- **What to work on**
Copy each line below in which the string "status" occurs.

>>>

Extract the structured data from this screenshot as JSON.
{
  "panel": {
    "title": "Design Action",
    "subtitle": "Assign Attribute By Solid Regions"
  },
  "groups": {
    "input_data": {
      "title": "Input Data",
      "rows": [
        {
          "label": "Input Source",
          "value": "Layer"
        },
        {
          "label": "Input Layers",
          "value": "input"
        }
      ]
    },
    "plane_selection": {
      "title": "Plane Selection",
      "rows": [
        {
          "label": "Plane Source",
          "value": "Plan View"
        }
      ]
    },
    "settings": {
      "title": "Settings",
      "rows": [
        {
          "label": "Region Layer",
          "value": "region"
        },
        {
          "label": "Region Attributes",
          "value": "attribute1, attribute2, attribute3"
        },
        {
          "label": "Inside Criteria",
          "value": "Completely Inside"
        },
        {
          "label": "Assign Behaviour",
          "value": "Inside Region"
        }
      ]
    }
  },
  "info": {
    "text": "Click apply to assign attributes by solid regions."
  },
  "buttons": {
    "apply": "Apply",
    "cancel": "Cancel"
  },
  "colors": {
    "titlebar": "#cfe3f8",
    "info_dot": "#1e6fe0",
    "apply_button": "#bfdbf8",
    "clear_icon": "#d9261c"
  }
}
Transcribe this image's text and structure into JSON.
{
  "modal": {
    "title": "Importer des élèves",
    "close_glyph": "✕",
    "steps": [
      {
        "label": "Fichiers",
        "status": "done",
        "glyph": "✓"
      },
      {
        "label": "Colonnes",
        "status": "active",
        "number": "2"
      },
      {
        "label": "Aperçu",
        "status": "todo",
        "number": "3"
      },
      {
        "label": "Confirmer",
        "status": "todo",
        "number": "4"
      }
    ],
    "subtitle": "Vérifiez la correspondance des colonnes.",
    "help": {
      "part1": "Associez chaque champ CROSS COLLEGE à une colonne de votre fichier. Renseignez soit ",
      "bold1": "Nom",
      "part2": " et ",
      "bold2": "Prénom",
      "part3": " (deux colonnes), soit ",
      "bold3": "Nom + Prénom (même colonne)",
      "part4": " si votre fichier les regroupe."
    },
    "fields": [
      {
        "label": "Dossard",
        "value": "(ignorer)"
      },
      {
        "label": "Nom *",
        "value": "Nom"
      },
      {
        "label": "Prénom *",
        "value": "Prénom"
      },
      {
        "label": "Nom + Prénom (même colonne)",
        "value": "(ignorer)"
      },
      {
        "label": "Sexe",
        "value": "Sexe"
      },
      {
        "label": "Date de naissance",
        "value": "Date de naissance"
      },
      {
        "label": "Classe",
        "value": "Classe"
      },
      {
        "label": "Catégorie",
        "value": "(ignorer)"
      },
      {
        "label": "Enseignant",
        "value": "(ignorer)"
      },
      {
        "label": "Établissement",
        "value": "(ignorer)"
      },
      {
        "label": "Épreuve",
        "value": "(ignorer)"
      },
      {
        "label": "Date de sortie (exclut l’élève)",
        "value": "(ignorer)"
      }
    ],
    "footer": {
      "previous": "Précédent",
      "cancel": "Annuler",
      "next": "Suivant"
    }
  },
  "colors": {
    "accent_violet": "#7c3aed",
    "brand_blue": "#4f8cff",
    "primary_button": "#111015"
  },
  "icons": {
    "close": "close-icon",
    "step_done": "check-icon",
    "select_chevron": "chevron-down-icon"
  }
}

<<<

- **Answer area**
        "status": "done",
        "status": "active",
        "status": "todo",
        "status": "todo",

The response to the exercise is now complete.